Coleman said she had to overcome “multiple barriers” to hold a meeting of the subcommittee.
Kamm Howard of the National Coalition of Blacks for Reparations attempted to remind City Council members of their reaction to Floyd’s murder by playing a five-minute video that compiled their remarks at a June 4, 2020, meeting pledging immediate action. Floyd was murdered 10 days earlier.
Chicago’s effort to address reparations for the descendants of enslaved people stalled even as suburban Evanston became the first city in the nation to offer reparations. In January, Evanston picked the first residents to get $25,000 in housing benefits that can be used toward a down payment, home repairs or interest and late penalties to the first residents to qualify for the program.

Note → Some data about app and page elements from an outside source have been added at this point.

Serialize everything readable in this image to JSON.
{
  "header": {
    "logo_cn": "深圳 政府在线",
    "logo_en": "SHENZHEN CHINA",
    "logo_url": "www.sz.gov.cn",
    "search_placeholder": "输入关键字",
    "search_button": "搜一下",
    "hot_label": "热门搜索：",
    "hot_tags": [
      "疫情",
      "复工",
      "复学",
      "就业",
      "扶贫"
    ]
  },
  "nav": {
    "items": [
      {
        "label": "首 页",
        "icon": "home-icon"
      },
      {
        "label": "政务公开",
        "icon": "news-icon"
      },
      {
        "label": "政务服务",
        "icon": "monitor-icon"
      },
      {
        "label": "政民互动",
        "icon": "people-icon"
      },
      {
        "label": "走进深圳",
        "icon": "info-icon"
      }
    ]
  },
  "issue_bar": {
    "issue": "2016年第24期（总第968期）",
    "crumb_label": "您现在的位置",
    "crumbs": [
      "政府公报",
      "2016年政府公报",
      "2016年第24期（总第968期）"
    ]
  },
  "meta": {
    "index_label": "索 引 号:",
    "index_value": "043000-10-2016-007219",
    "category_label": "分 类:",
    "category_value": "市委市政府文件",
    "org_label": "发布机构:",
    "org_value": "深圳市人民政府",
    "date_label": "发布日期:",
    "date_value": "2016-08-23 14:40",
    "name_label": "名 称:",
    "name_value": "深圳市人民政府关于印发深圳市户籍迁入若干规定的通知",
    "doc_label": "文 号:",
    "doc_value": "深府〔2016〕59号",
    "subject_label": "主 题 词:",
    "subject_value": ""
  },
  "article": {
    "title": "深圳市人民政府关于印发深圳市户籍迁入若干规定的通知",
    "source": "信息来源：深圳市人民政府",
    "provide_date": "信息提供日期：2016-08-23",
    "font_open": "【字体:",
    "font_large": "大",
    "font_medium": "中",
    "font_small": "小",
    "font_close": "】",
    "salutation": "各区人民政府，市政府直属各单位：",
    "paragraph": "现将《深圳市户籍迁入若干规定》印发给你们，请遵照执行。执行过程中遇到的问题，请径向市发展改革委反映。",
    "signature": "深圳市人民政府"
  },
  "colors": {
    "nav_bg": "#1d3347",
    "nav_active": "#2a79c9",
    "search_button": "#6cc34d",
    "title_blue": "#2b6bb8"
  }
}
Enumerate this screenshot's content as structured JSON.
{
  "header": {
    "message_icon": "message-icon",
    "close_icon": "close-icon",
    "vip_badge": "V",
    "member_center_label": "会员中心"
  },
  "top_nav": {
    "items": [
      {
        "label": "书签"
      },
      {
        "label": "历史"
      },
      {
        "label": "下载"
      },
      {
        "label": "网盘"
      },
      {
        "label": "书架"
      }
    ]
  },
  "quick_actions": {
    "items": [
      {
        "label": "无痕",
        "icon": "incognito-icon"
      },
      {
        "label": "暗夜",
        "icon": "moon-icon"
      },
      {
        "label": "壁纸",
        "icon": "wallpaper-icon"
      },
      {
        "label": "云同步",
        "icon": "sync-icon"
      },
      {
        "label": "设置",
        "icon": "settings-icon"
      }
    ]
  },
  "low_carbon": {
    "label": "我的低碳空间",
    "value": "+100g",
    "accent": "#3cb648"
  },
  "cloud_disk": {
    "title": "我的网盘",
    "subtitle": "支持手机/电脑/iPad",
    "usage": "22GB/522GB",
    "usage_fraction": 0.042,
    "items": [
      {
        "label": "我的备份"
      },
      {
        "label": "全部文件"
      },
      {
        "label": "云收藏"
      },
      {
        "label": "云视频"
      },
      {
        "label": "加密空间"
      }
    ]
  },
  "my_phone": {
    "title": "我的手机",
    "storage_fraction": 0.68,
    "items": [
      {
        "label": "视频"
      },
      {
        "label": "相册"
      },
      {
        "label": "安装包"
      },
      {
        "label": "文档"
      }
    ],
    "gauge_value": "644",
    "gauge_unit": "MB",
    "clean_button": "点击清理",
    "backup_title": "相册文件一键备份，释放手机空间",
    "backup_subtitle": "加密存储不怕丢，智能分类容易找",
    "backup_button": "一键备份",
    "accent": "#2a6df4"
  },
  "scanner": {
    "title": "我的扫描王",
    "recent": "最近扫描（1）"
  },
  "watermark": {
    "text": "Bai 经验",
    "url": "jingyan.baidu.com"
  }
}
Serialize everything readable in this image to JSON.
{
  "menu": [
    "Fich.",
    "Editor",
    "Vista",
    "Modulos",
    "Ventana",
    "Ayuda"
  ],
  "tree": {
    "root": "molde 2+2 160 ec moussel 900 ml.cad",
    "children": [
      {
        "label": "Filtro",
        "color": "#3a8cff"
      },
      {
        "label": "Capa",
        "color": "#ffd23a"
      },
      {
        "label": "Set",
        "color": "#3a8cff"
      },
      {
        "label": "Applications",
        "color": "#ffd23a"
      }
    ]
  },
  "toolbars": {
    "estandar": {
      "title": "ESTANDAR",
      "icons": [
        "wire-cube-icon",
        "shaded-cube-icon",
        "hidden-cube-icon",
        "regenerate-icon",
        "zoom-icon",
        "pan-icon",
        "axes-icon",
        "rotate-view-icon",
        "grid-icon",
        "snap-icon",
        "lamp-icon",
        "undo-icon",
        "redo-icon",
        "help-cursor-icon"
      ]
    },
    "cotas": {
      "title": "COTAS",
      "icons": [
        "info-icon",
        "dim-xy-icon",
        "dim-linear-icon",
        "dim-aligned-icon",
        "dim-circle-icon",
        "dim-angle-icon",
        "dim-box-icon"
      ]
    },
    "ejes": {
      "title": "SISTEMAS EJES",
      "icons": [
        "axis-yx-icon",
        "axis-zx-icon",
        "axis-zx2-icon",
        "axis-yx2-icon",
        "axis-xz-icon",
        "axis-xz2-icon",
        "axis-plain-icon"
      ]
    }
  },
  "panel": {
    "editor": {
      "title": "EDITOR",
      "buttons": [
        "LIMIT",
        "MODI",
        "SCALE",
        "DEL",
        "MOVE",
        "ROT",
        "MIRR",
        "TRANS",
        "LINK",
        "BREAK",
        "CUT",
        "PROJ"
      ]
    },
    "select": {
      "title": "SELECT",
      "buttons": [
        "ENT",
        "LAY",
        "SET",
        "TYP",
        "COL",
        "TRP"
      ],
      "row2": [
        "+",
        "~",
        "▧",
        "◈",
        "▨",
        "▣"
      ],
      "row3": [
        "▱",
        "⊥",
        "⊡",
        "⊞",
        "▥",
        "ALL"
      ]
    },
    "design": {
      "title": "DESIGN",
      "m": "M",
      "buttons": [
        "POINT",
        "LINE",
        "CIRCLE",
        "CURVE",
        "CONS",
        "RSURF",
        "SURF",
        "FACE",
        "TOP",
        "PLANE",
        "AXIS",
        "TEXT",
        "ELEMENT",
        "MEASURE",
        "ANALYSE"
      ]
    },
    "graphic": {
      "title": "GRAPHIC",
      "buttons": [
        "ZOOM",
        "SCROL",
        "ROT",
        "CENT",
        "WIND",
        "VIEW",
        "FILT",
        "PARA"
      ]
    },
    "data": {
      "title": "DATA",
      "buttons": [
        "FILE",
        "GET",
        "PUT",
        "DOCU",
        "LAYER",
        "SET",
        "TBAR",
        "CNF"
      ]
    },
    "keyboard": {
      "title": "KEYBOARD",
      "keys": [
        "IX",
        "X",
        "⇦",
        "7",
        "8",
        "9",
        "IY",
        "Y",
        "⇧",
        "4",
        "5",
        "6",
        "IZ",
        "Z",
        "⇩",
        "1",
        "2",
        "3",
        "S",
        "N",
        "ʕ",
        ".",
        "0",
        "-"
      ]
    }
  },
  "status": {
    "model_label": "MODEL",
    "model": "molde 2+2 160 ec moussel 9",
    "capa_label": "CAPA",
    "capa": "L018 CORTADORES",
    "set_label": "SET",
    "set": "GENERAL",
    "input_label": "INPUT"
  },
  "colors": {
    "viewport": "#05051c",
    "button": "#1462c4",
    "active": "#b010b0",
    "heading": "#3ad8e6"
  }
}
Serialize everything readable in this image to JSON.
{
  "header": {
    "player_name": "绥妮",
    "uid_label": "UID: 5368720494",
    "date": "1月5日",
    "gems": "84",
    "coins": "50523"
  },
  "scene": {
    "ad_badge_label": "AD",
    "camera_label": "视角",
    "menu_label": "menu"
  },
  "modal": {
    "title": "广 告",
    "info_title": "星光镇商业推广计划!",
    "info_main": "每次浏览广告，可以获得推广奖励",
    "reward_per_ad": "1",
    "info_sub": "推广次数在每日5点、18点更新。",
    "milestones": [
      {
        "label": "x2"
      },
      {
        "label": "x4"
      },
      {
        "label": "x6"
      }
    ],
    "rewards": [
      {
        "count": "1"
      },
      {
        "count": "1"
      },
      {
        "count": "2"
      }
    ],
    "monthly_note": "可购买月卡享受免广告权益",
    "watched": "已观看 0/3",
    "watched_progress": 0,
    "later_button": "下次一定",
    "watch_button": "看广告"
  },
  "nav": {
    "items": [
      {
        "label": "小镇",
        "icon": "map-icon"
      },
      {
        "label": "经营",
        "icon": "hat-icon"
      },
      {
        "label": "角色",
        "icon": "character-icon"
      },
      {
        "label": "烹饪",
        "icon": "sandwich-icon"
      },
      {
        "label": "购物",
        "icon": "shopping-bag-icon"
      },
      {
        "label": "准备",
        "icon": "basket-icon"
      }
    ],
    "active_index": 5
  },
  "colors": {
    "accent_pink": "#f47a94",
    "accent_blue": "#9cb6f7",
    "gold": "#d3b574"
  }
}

Ald. Andre Vasquez (40th Ward), the vice chair of the subcommittee, said he was frustrated that Chicago has not led the nation on this issue.
“I look at Evanston and get pretty jealous,” Vasquez said.
“I too am a little jealous,” Coleman said.
Sawyer has said he made a mistake when he dropped his effort to create a full commission to study the issue of reparations after Lightfoot objected.
Vasquez said Thursday that had that commission been created, the effort to study reparations and craft a proposal that the City Council could consider would not have stalled.
Sawyer agreed, and said the city should create a new office under the mayor’s control to address reparations, much like the Office of New Americans focuses on Chicago’s immigrant and refugee communities.
Sawyer vowed to continue to push for reparations to repair the damage caused by slavery, segregation and discrimination — which were all established by federal, state and local laws and often enforced with violence.